By Tiziano Thomas Dossena
It was not the huge-size exhibit of the past years and there were some big publishing names missing, but overall the International Book Expo repeated itself as a successful show equally for the authors, the publishers and the interested visitors formed by librarians, would-be authors, journalists and readers.
Gone were some of the extravagant displays and although that made it less glamorous, it also made it more professional looking.
Among the many authors encountered, some were personable and interesting, making their presence a success by itself. Sylvia Medina, for example, with her book Elee and the Shining Star, illustrated by Morgan Spicer, brought some fresh air into the children’s book s section. The narrative may not be entirely innovative or unexpected, but it flows nicely and it certainly has a moral to it. The illustrations are pleasant and I am sure kids will love this book for both the pictures and the story.

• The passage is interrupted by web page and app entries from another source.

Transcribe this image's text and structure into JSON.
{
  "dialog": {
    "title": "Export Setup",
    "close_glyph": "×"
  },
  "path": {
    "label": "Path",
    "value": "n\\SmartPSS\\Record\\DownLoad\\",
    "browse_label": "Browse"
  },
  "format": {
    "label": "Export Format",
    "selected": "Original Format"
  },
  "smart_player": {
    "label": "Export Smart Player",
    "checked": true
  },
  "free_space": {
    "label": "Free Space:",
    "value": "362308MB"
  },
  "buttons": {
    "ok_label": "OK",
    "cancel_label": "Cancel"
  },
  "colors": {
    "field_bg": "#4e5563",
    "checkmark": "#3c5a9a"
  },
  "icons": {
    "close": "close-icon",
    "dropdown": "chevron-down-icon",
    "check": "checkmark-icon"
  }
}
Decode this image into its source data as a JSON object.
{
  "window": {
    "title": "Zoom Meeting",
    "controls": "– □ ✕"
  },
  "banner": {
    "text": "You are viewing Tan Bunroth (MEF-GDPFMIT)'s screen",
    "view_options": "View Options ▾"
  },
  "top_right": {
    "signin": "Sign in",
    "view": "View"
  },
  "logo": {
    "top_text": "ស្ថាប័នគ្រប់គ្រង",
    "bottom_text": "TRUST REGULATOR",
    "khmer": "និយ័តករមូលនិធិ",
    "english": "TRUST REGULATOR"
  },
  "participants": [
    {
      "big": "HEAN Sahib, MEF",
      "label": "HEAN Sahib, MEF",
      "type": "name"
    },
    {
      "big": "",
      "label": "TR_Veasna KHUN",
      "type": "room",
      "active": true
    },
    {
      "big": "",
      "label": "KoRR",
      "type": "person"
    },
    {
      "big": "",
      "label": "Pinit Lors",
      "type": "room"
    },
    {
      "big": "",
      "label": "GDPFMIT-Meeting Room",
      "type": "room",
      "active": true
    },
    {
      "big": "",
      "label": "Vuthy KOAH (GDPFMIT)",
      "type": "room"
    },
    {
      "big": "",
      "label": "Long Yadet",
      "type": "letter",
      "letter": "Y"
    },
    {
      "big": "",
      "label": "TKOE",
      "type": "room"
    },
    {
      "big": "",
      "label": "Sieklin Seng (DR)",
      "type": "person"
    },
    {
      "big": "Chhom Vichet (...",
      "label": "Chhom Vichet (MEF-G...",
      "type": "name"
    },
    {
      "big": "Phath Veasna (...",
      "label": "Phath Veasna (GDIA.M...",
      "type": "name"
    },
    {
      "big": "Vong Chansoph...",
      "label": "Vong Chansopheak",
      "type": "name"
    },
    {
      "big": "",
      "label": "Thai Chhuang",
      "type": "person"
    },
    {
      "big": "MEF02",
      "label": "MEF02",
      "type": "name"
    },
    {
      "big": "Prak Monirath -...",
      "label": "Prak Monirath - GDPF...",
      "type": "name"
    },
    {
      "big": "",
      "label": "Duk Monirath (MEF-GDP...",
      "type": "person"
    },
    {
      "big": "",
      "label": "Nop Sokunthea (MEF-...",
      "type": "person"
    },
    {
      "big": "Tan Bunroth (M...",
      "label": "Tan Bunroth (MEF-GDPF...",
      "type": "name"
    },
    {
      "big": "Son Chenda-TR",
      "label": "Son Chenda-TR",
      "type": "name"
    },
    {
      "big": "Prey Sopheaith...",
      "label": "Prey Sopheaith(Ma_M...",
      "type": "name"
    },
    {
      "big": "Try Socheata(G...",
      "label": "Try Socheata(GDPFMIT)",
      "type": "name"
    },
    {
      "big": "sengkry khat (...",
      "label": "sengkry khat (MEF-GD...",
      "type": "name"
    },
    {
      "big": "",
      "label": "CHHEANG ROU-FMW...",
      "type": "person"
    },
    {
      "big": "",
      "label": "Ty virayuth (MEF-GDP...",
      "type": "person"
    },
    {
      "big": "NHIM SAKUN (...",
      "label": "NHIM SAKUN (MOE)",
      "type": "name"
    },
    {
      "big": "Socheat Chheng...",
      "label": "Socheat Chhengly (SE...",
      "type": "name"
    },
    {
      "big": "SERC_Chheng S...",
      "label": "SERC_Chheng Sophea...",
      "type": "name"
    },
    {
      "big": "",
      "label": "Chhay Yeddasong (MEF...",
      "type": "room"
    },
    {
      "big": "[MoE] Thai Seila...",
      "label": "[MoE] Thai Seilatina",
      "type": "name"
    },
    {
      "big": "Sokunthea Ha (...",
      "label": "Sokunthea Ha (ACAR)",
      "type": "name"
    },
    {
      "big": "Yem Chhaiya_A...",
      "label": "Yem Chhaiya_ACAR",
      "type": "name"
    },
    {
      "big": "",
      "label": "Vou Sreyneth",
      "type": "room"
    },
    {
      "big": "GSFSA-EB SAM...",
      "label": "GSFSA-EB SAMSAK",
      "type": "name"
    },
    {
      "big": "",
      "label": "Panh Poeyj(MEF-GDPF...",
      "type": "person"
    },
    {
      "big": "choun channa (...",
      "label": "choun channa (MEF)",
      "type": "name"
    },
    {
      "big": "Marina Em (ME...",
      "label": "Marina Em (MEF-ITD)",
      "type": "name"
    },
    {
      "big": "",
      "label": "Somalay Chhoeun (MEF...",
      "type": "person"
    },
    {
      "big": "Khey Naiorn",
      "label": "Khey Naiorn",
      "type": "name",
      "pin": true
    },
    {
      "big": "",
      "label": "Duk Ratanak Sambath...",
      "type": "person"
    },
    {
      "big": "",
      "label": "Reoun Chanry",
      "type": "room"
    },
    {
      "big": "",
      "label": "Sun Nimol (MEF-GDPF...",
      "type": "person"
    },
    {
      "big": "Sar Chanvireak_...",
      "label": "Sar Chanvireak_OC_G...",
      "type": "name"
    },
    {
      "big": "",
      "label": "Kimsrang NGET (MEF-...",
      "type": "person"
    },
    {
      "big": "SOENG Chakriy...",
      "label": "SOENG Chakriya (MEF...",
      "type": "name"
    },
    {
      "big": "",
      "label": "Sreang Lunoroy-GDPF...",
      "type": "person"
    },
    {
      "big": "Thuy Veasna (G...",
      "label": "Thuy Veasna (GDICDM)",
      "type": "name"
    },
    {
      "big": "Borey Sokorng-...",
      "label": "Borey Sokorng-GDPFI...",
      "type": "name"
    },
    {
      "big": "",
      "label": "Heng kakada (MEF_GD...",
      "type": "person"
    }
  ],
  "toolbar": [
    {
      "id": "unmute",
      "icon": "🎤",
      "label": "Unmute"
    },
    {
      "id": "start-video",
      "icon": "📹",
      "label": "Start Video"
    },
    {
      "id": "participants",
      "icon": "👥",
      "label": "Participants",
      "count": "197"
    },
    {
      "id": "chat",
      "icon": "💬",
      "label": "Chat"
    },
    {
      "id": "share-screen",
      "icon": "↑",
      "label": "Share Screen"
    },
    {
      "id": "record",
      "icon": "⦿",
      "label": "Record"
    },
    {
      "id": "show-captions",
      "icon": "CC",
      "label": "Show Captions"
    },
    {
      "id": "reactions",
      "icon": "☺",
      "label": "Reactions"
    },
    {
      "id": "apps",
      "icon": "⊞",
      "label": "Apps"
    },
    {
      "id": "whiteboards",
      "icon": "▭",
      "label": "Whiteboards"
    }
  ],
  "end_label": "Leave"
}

A book that was unusual for its illustrations is Santa’s Sleigh-Train, by E. Dorinda Shelley. The artist, Eleanor A. Hutton, used a child-like style that we could call neo-naïf if we want to label it, to accompany the charming narrative that could make even a Grinch smile… A wonderful book aimed at young children.
A Young Adult series of books was presented by C. Tony Graham in an attractive booth of her own. Surrounded by images of her books, she gladly expounded on the Crossroads series. An award winning writer, she explained about the four teens who were whisked away to the Otherworld, a land in a different dimension and the adventures that ensued…
For the adult readers, the choices were many. In the nonfiction section one could find the well written history of the A Cat Ghost, a 28- foot, Marconi rigged catboat, with original pictures that show the various phases of its construction and some of the races to which it participated (it won seven consecutive races). From Beaton’s to Beach Haven, written by Bill Fortenbough, is definitely a great book for people who love boats and sailing.
A comic book writer’s off-beat, upbeat tour of Tokyo, Cool Tokyo, by Abby Denson, offers a fun approach to this magnificent Asian city, and it’s a smart choice for travelers who want to know more and not get bored with data and statistics. The illustrations are fun and meant to make you smile while gathering information about local customs, places to visit, food to eat and much more…
A story that inspires and delights, The Bellman, by Heidi Barnes, is a novel in the classic American storytelling style that presents colorful characters in a picturesque backdrop. In a historic mansion on the majestic coast of Maine, turned into a luxury inn, a young local man who wanted to join the circus is hired as a bellman and, observing the guests, he soon realizes that The Maycliff is quite similar to that world that he wanted to join and… we’ll let the readers find out how life at that Maine inn is really like…
A bold, timely reconsideration of female infidelity that upends everything we’ve been taught about women and sex, Untrue is a book that will be the talk of the town when published, in September. The author, Wednesday Martin, had previously a #1 New York Times bestseller and she intends to repeat her feat with this in-depth study of women’s sexual behavior.
The Dictionary of Animal Languages is a novel by Heidi Sopinka, unlike the title may lead you to believe. The life of a woman is progressed through the book in chapters that have animal names and to which somehow the developing story refers to. It’s an exciting tale about an artist, her escape from a war-torn Europe and her final work, a vast account of animal languages.
Italian-American writers’ presence was strong and noticeable. Among them I’d like to note Michael Franzese and his expanded edition of Blood Covenant, the story of the “Mafia Prince” who publicly quit the Mob and lived to tell about it. A review will follow in a separate article.
Another respectable author was Bill Petrocelli and his Through the Bookstore Window, a riveting novel about the grim effects of war and violence while exploring how love can transcend age, gender, background, and, perhaps, the readers’ expectations.
An English author of Italian origins, Nadia Dalbuono is known for her series of books dedicated to the fictitious Italian investigator Leone Scamarcio and she came to the Expo with another one of these stories, The Few, ‘an unsettling detective thriller set in the dark heart of the corrupt Italian political system’, a wonderful surprise for her fans.
Altogether I can easily state, after talking to the many exhibitors, that the Expo was successful, but many unknowns still remain: will this Book Show keep on shrinking? Will the visitors decide to attend different exhibitions, which have in the meanwhile sprouted after the temporary move to Chicago, instead of this one? Only time will tell, but I hope that the trend will revert and the International Book Show will return to have the grandeur it used to have.